Once the weather warms up and the soil temperature is above 60 degrees, plant your slips about 12 inches apart in raised beds. We planted them in bushel-basket-sized containers one year, and they did okay. Many of the potatoes were L-shaped, like they had hit the sides and bottom of their pots and took a sharp turn. Those planted in an open bed are straighter. They prefer sandy soil on the sweet side.
Don’t enrich the bed with high nitrogen fertilizer or they will grow lots of leaves but won’t produce many potatoes.
We used black landscape fabric to warm the soil and to keep weeds down. The slips we purchased arrived looking half dead but we planted them in slits cut in the fabric and they perked right up.
Soon lush heart-shaped leaves covered the bed. Sweet potatoes are in the morning glory family so when they bloom they have similar funnel-shaped flowers. Since they are the only vegetable we grow that is in the Convolvulaceae family they are great to grow in rotation with nightshades like tomatoes and peppers, cole crops, or the squash family.
Sweet potatoes need a long season of growth – at least 90 days for most varieties – to form their fat tubers. Once planted they require little or no attention – no hilling needed.
This year we did not harvest them until late October, once frost finally knocked down the vines. After digging, we let them dry a bit, then placed them in a warm humid greenhouse to cure. They need about a week at temps above 85 degrees and 85 percent humidity to convert their starch to sugar and to toughen up the skin for storage.
After curing, they should be stored at 55 to 60 degrees. Temperatures any colder than that will cause them to form a hard inner core and develop spots that lead to rot.
Sweet potatoes are one of the most delicious and nutritious foods we can grow. Just one cup contains four times the RDA of betacarotene. They are rich in vitamins A and E, high in fiber, and are an excellent source of potassium and vitamins C and B6.

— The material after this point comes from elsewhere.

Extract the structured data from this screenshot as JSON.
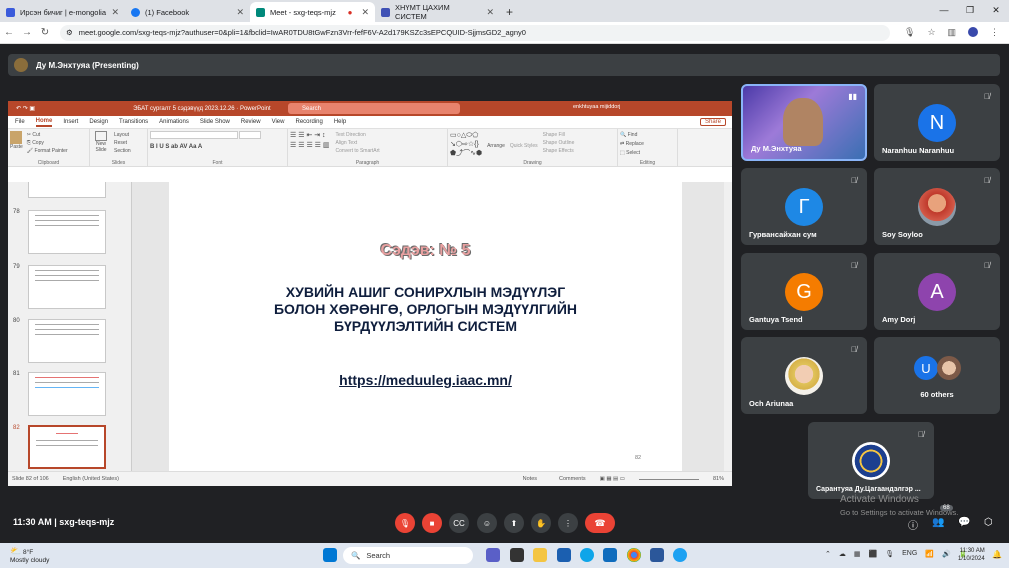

One medium-sized potato has only 120 calories, is low in sodium, has no cholesterol, and is fat free. They seem to get sweeter the longer they are stored so no need to add marshmallows or glaze them with honey.

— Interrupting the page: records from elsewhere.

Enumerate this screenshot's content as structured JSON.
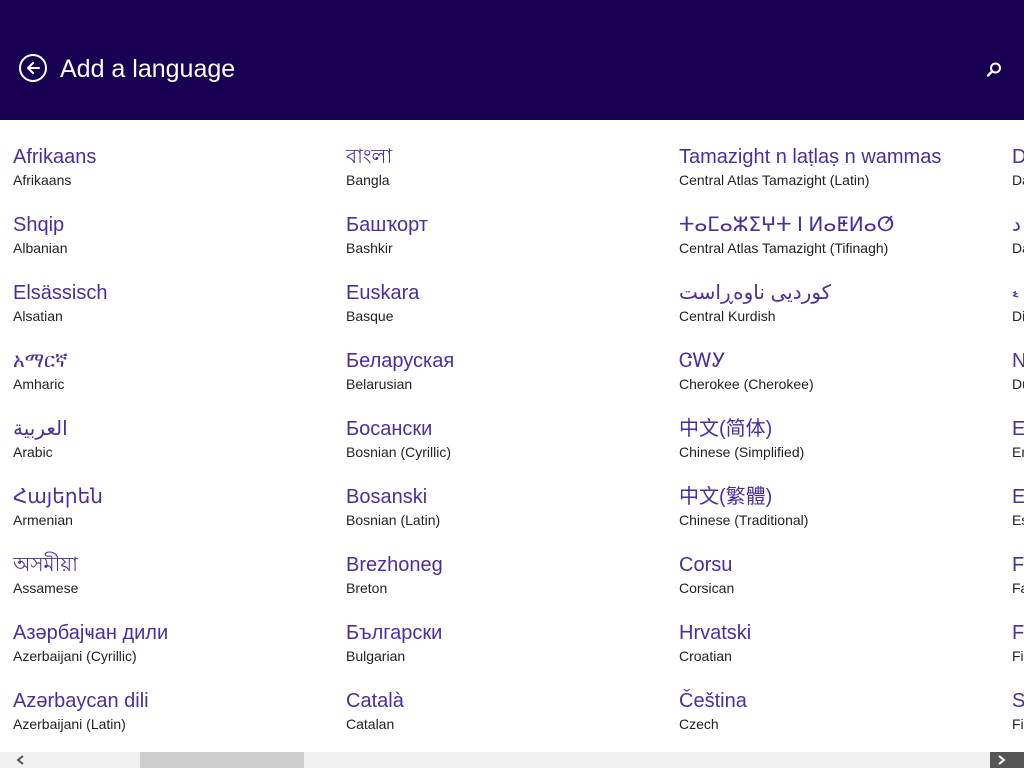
{
  "header": {
    "title": "Add a language",
    "back_icon": "back-arrow-circle-icon",
    "search_icon": "search-icon",
    "background_color": "#180052",
    "accent_color": "#4b2e9e"
  },
  "columns": [
    [
      {
        "native": "Afrikaans",
        "english": "Afrikaans"
      },
      {
        "native": "Shqip",
        "english": "Albanian"
      },
      {
        "native": "Elsässisch",
        "english": "Alsatian"
      },
      {
        "native": "አማርኛ",
        "english": "Amharic"
      },
      {
        "native": "العربية",
        "english": "Arabic"
      },
      {
        "native": "Հայերեն",
        "english": "Armenian"
      },
      {
        "native": "অসমীয়া",
        "english": "Assamese"
      },
      {
        "native": "Азәрбајҹан дили",
        "english": "Azerbaijani (Cyrillic)"
      },
      {
        "native": "Azərbaycan dili",
        "english": "Azerbaijani (Latin)"
      }
    ],
    [
      {
        "native": "বাংলা",
        "english": "Bangla"
      },
      {
        "native": "Башҡорт",
        "english": "Bashkir"
      },
      {
        "native": "Euskara",
        "english": "Basque"
      },
      {
        "native": "Беларуская",
        "english": "Belarusian"
      },
      {
        "native": "Босански",
        "english": "Bosnian (Cyrillic)"
      },
      {
        "native": "Bosanski",
        "english": "Bosnian (Latin)"
      },
      {
        "native": "Brezhoneg",
        "english": "Breton"
      },
      {
        "native": "Български",
        "english": "Bulgarian"
      },
      {
        "native": "Català",
        "english": "Catalan"
      }
    ],
    [
      {
        "native": "Tamazight n laṭlaṣ n wammas",
        "english": "Central Atlas Tamazight (Latin)"
      },
      {
        "native": "ⵜⴰⵎⴰⵣⵉⵖⵜ ⵏ ⵍⴰⵟⵍⴰⵚ",
        "english": "Central Atlas Tamazight (Tifinagh)"
      },
      {
        "native": "کوردیی ناوەڕاست",
        "english": "Central Kurdish"
      },
      {
        "native": "ᏣᎳᎩ",
        "english": "Cherokee (Cherokee)"
      },
      {
        "native": "中文(简体)",
        "english": "Chinese (Simplified)"
      },
      {
        "native": "中文(繁體)",
        "english": "Chinese (Traditional)"
      },
      {
        "native": "Corsu",
        "english": "Corsican"
      },
      {
        "native": "Hrvatski",
        "english": "Croatian"
      },
      {
        "native": "Čeština",
        "english": "Czech"
      }
    ],
    [
      {
        "native": "D",
        "english": "Da"
      },
      {
        "native": "د",
        "english": "Da"
      },
      {
        "native": "ޑ",
        "english": "Di"
      },
      {
        "native": "N",
        "english": "Du"
      },
      {
        "native": "E",
        "english": "En"
      },
      {
        "native": "Ee",
        "english": "Es"
      },
      {
        "native": "Fø",
        "english": "Fa"
      },
      {
        "native": "Fi",
        "english": "Fil"
      },
      {
        "native": "S",
        "english": "Fin"
      }
    ]
  ],
  "scrollbar": {
    "left_icon": "chevron-left-icon",
    "right_icon": "chevron-right-icon"
  }
}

Next spring try setting down some southern roots. Come Thanksgiving you’ll have one more thing to be thankful for....Read more